To Avert Disaster, Let Crab Rules Work
We made the mistake last week of dispatching two friends who had stopped briefly in Washington on business to an urban crab house. They avoided the $60-a-dozen platter, but what they ended up with were puny, mushy and cold.
We may never live that one down.
Crab fare is better in Chesapeake Country, but its far from great - apparent both in the scarcity for crabbers and in the costly juniors that end up on butcher block paper.
The hard-crab catch is down nearly one-third from this time in 00 and lower than the average over the past eight years, the Department of Natural Resources reported last week. Even in Annapolis, bushels of Number Ones were going for as high as $200, the Agriculture Department reported after a spot check.

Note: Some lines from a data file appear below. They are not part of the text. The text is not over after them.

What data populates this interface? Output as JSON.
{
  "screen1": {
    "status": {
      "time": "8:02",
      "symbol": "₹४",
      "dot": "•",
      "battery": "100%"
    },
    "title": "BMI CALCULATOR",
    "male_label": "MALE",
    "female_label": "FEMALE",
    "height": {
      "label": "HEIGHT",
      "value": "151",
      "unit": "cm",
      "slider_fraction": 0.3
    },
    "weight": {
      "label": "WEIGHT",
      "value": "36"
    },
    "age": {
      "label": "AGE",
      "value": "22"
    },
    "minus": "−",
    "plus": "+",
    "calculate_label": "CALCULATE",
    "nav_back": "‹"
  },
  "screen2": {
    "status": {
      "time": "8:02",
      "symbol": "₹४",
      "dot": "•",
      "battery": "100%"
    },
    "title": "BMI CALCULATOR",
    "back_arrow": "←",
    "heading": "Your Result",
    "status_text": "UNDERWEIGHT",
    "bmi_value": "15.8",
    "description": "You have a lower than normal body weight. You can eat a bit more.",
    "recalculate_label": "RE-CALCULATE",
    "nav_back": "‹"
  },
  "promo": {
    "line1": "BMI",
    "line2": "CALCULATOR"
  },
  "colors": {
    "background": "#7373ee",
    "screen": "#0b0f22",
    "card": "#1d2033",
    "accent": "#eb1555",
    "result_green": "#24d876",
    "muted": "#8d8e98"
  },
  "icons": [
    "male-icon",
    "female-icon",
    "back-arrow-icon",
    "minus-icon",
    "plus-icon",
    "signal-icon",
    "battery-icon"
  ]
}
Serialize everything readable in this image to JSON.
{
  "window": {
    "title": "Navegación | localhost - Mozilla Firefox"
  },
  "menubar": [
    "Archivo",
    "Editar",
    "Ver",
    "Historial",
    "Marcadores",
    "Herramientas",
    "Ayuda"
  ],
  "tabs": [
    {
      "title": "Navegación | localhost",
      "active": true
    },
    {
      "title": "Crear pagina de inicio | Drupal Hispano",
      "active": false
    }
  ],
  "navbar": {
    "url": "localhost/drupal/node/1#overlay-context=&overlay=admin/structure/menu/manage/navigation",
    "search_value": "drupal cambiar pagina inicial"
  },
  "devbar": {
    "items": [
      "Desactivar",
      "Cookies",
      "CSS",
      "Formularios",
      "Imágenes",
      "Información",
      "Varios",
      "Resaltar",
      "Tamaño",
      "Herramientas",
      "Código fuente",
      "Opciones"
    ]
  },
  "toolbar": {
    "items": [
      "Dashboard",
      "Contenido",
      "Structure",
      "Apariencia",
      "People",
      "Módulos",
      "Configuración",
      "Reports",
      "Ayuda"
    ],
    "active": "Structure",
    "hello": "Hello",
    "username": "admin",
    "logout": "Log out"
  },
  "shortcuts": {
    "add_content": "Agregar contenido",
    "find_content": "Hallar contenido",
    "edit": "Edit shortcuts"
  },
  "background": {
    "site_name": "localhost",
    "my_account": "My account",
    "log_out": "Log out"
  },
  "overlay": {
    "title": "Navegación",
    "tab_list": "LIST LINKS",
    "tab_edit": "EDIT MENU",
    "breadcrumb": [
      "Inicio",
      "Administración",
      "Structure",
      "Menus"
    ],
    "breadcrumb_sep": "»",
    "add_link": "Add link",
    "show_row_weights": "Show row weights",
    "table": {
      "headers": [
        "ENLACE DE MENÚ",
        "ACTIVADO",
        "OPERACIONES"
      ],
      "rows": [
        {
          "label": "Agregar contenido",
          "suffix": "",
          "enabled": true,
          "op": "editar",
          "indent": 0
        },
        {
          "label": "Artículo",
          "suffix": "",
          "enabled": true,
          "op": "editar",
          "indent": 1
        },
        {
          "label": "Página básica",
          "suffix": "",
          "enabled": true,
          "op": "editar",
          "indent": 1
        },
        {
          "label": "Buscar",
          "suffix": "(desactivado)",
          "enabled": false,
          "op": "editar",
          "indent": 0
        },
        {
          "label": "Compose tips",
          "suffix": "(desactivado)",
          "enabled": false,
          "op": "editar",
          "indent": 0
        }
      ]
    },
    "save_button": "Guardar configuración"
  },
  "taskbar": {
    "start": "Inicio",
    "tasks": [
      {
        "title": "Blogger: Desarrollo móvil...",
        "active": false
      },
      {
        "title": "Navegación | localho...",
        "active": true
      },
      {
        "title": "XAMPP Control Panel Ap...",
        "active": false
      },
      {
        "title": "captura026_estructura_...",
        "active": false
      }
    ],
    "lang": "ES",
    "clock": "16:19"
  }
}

If things seem out of whack to you, youre right. Yet an ardent group of watermen based in Crisfield has continued to attack new crab restrictions and the fellow watermen and conservationists who support them.
We think that retired judge J. Owen Wise ruled correctly last week in rejecting the strident claims by the Eastern Shore watermen and their pals in the processing plants who contend that the new rules arent scientifically sound and are, therefore, unnecessary.
Striking down the new rules, the judge said, risked the imminent loss of the Chesapeake Bay blue crab as a fishery.
The new rules are the first installment in an effort to reduce the crab catch by 15 percent over the next three years. Among the changes, watermen are prohibited from working any longer than eight hours and will be forced to haul up their pots at the end of October instead of crabbing another month.
The restrictions are, as they say in labor talk, a dislocation for on-the-water workers suffering from a slow decline that they cant control. Whats more, watermen are squeezed by gas and diesel prices that might be 50 percent higher than a year ago and buffeted by a brutal market that includes more Gulf Coast crabs than ever before.
So we can see why the new rules are unpopular - even though we believe they are warranted.
The evidence is more than anecdotes about pricy, inedible crabs. The scientists who have been monitoring the Bay annually have presented incontrovertible data showing that crabs are fewer and smaller and that the population of females has plunged to an all-time low.
These are warning signs that are not to be overlooked. To do so would jeopardize more than the incomes of the 6,000 licensed crabbers. As Judge Wise noted in an observation that lived up to his name, the loss of crabs in the Bay would affect us all.